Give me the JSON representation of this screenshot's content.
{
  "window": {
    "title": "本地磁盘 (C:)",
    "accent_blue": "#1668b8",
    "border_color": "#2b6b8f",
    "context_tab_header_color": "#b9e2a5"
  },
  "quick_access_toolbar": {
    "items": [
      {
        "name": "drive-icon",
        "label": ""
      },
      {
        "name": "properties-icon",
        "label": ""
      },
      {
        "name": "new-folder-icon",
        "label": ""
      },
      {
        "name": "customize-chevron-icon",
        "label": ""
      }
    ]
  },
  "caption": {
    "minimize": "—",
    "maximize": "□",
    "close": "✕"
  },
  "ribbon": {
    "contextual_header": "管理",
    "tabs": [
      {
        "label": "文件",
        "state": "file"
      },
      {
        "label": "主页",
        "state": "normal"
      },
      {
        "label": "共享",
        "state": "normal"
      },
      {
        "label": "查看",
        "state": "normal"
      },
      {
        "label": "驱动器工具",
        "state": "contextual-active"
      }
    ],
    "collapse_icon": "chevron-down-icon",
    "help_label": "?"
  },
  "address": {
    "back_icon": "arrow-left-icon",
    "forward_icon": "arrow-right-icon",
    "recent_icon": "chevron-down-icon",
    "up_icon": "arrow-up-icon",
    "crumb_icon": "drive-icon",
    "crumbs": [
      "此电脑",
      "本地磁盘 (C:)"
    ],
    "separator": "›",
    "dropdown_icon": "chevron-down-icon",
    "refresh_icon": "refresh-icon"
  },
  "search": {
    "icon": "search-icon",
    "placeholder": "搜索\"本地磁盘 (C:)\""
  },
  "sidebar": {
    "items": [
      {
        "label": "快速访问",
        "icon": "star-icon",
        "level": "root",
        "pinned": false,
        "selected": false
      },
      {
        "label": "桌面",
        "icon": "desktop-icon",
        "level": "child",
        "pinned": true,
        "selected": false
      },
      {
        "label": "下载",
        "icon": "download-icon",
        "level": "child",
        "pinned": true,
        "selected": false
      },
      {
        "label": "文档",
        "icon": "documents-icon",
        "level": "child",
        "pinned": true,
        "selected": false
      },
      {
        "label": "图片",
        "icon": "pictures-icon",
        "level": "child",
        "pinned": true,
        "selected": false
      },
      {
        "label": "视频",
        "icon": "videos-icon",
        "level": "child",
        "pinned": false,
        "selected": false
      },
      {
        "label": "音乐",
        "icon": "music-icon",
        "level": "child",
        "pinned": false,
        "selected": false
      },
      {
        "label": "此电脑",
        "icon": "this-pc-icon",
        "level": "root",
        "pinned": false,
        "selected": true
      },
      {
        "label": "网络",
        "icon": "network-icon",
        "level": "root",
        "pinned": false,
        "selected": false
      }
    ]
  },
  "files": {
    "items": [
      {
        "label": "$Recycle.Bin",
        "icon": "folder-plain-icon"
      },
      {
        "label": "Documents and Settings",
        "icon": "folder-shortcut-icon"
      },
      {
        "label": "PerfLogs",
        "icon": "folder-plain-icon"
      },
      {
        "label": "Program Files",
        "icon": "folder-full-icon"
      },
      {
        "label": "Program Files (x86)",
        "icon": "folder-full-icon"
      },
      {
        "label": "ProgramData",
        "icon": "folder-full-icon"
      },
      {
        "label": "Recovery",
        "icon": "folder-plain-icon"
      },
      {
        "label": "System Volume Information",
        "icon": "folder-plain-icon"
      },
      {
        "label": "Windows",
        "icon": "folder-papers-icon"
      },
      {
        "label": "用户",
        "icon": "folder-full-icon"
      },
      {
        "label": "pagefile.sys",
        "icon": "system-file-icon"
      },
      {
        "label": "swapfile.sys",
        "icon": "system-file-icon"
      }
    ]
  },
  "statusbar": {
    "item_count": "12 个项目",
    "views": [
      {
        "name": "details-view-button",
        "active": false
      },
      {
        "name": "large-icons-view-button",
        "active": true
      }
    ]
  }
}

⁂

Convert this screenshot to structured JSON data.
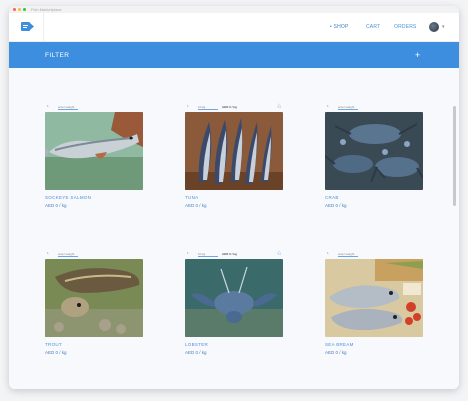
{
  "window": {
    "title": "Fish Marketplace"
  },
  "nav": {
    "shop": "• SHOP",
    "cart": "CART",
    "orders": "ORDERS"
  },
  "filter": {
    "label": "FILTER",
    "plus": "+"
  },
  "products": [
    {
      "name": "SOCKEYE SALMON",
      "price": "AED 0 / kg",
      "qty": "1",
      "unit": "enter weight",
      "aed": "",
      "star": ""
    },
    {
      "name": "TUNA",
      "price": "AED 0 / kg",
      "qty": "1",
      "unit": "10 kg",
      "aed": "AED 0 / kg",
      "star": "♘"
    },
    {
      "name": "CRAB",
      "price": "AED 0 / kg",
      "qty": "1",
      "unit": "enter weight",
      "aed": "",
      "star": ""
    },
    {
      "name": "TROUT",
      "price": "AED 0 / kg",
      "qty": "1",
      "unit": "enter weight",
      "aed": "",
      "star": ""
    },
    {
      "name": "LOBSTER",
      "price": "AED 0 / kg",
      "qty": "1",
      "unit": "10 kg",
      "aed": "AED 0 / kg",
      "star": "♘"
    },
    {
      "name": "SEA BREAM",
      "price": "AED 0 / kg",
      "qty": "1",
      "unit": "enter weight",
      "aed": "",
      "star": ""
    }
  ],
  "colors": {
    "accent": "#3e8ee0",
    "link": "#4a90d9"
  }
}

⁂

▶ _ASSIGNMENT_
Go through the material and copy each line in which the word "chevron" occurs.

▶ _FINISHED TASK_
        "name": "customize-chevron-icon",
    "collapse_icon": "chevron-down-icon",
    "recent_icon": "chevron-down-icon",
    "dropdown_icon": "chevron-down-icon",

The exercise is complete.